Three ghostly figures of First World War soldiers (or ‘Tommies’) have recently popped up at St Pancras International.
Launching a year of commemoration as the station marks its 150th anniversary, the six-foot-high silhouettes serve as a poignant reminder of the fundamental role British railways played in the war effort, including the transportation of troops, aircrafts, munitions, and supplies.
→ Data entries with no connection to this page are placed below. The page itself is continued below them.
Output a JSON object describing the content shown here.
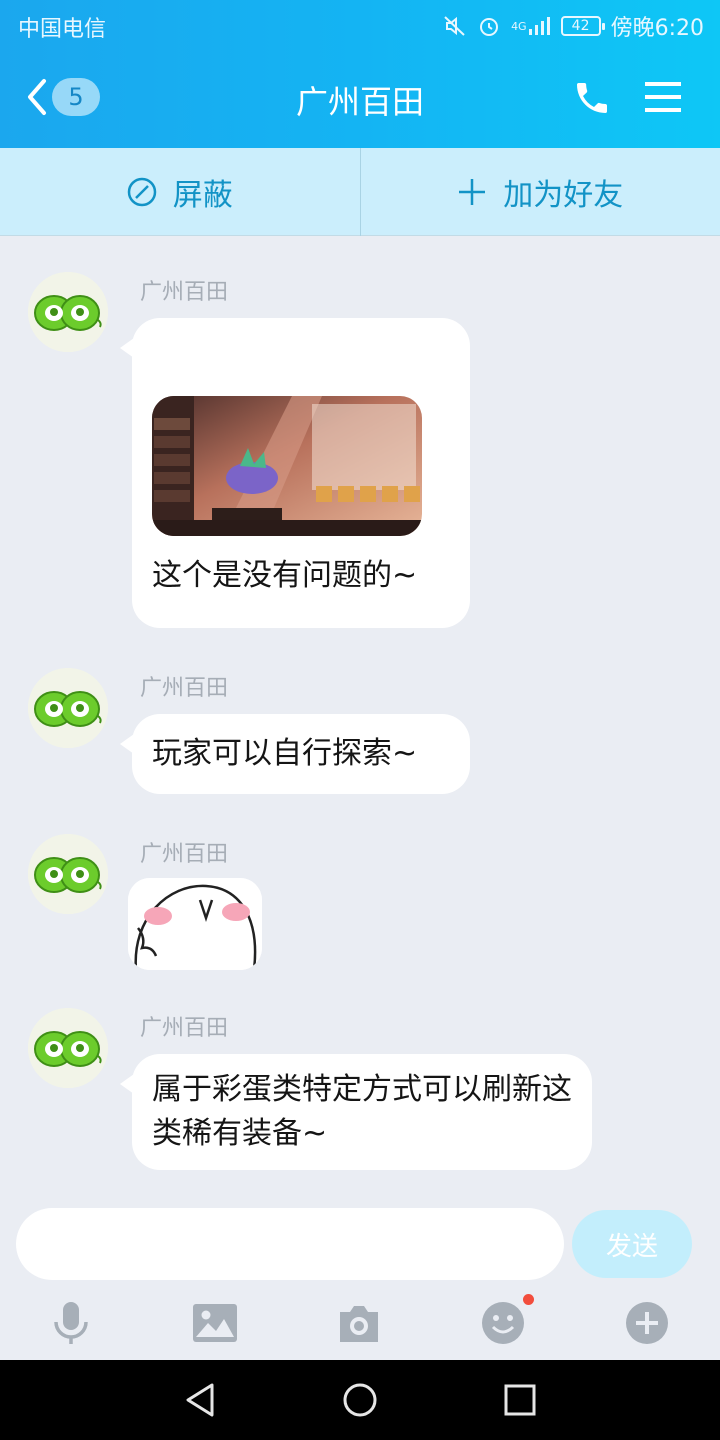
{
  "status_bar": {
    "carrier": "中国电信",
    "network": "4G",
    "battery": "42",
    "time": "傍晚6:20"
  },
  "header": {
    "unread_count": "5",
    "title": "广州百田"
  },
  "actions": {
    "block_label": "屏蔽",
    "add_friend_label": "加为好友"
  },
  "messages": [
    {
      "sender": "广州百田",
      "text": "这个是没有问题的~"
    },
    {
      "sender": "广州百田",
      "text": "玩家可以自行探索~"
    },
    {
      "sender": "广州百田"
    },
    {
      "sender": "广州百田",
      "text": "属于彩蛋类特定方式可以刷新这类稀有装备~"
    }
  ],
  "composer": {
    "input_value": "",
    "send_label": "发送"
  },
  "colors": {
    "header_start": "#1ba7ee",
    "header_end": "#0ec7f6",
    "accent": "#1293c6",
    "notification_dot": "#f24d3c"
  },
  "icons": [
    "back-icon",
    "phone-icon",
    "menu-icon",
    "block-icon",
    "plus-icon",
    "microphone-icon",
    "image-icon",
    "camera-icon",
    "emoji-icon",
    "add-icon",
    "nav-back-icon",
    "nav-home-icon",
    "nav-recents-icon"
  ]
}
They also commemorate the integral role of women in the conflict, employed by the rail industry in positions previously occupied by men.
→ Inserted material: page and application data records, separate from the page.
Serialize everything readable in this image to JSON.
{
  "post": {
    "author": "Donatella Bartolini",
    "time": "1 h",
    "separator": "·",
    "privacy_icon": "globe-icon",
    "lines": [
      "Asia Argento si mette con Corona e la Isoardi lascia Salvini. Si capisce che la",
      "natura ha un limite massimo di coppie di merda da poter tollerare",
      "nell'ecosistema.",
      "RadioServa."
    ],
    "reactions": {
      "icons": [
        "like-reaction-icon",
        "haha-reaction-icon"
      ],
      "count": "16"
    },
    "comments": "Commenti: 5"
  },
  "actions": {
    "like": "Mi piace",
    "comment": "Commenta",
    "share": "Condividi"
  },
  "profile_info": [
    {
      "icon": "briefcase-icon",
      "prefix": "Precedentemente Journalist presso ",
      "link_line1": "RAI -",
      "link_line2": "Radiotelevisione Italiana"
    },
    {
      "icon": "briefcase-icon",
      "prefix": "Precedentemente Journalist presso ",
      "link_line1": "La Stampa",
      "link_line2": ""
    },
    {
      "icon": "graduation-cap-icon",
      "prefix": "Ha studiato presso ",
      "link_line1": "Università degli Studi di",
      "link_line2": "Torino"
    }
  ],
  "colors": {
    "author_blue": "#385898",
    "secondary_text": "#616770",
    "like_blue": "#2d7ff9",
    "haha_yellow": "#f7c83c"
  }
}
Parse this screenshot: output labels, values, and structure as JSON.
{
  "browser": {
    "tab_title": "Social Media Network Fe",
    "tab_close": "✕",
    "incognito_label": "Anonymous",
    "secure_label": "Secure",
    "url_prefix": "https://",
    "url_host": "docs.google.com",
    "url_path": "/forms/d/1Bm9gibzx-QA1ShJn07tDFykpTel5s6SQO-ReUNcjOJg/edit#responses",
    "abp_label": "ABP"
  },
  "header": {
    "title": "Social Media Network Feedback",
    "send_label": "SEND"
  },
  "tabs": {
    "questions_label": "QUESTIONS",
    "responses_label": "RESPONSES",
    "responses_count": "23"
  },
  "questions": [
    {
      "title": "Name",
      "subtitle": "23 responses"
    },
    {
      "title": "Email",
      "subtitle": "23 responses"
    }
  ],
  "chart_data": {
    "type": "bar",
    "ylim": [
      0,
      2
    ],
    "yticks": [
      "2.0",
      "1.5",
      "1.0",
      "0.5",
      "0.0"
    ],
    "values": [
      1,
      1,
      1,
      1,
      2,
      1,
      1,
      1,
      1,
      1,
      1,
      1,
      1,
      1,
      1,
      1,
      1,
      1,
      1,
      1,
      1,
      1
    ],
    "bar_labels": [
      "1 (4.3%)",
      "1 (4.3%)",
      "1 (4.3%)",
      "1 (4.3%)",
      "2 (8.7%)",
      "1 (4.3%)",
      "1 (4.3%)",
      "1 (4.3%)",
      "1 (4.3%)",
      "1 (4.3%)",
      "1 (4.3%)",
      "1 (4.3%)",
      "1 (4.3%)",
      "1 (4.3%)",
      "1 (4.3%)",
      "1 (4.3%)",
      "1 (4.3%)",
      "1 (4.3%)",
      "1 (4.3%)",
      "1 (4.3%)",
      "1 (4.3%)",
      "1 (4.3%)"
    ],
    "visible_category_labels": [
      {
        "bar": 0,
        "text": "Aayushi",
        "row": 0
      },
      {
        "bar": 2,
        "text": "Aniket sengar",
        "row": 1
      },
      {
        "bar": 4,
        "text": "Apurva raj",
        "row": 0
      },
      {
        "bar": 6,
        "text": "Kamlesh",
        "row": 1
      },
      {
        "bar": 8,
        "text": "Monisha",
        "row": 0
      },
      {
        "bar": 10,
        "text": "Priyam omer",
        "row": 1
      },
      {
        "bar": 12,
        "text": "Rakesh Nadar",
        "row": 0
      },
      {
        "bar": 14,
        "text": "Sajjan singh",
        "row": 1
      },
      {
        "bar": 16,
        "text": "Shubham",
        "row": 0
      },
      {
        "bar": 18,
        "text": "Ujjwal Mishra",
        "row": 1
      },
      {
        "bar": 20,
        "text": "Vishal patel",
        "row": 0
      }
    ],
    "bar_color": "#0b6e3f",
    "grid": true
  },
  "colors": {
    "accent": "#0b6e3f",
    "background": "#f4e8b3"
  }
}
They will stand guard on St Pancras’ Grand Terrace until November, and are part of a new fundraising campaign led by former General, The Lord Dannatt. “Unveiling the haunting figures gives the public an opportunity to commemorate the sacrifice of hundreds of thousands of British and Commonwealth soldiers,” he says, “in a destination which played a crucial role during this time, and was itself hugely affected by the conflict.”
Miniature 10-inch versions of the Tommies – designed by Martin Barraud and made by military veterans – are also on sale, with proceeds going to affiliated charities.